Task statement: In the records below, find each line that holds "body" and return it.

[Dataset rows for apps and sites]
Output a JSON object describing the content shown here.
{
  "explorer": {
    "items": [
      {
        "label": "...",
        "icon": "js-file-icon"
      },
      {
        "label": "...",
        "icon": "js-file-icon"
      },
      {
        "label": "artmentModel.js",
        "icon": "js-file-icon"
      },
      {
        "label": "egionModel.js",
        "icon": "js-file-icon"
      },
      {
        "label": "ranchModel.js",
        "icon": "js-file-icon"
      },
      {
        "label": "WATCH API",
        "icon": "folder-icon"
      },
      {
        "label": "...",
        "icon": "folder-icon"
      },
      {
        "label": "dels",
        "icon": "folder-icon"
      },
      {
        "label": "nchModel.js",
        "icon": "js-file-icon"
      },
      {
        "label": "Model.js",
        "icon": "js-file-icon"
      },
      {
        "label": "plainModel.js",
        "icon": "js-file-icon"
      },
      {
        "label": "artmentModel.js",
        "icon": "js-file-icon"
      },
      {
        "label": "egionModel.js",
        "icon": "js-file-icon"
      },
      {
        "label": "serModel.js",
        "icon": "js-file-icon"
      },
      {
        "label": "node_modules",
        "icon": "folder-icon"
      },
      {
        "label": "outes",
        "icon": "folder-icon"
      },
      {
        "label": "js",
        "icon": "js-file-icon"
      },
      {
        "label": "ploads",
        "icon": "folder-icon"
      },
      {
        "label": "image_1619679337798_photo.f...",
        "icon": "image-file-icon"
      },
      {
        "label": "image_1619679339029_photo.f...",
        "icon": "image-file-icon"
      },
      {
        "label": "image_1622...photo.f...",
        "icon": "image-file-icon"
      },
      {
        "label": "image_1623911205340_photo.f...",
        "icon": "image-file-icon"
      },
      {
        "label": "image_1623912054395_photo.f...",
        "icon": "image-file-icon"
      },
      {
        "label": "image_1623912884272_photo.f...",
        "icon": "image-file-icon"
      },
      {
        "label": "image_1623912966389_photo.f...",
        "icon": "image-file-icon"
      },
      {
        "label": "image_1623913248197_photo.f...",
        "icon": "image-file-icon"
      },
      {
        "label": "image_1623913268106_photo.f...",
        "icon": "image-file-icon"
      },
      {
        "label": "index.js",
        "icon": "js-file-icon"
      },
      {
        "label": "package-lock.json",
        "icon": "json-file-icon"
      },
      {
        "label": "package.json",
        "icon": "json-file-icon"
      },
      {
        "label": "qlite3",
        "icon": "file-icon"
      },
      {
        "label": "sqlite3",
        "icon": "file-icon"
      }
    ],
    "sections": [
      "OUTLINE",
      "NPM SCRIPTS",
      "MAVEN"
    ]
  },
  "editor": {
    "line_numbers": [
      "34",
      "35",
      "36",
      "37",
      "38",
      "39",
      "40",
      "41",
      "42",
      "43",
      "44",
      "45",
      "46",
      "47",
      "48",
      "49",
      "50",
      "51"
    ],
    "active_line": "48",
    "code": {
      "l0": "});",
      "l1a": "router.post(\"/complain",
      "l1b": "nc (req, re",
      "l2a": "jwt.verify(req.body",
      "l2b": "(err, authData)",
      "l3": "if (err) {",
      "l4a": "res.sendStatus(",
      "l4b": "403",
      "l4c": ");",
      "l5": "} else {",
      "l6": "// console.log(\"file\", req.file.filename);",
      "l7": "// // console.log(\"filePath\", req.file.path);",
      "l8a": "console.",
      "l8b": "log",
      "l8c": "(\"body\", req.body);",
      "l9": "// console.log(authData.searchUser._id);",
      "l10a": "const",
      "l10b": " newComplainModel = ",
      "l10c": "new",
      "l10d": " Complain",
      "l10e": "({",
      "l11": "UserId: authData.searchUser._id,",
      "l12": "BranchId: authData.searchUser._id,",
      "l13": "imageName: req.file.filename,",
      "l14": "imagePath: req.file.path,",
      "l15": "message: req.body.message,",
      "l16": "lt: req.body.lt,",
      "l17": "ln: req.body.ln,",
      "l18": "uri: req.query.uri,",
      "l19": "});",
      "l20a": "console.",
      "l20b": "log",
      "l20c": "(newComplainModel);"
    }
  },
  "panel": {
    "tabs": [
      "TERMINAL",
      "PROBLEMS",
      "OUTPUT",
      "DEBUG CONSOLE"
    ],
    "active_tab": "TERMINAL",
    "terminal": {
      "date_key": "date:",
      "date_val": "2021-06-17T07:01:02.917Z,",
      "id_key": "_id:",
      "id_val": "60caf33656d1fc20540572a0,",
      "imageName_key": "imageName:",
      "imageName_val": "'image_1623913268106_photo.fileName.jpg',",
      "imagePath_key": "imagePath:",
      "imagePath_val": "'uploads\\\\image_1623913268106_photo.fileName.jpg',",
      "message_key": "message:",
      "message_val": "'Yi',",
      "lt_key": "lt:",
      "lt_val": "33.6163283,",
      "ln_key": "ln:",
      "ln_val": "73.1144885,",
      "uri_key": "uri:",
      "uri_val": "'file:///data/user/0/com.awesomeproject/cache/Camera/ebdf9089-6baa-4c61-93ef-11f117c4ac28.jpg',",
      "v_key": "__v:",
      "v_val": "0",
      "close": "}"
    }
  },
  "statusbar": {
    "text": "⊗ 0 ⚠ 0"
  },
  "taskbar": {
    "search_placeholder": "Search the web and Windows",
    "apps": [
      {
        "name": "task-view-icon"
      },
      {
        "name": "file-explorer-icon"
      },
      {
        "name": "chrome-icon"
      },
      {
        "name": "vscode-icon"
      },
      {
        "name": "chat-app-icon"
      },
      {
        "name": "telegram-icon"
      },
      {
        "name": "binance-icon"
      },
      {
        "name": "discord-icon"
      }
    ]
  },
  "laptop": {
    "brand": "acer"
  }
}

Problem solution:
      "l2a": "jwt.verify(req.body",
      "l8c": "(\"body\", req.body);",
      "l15": "message: req.body.message,",
      "l16": "lt: req.body.lt,",
      "l17": "ln: req.body.ln,",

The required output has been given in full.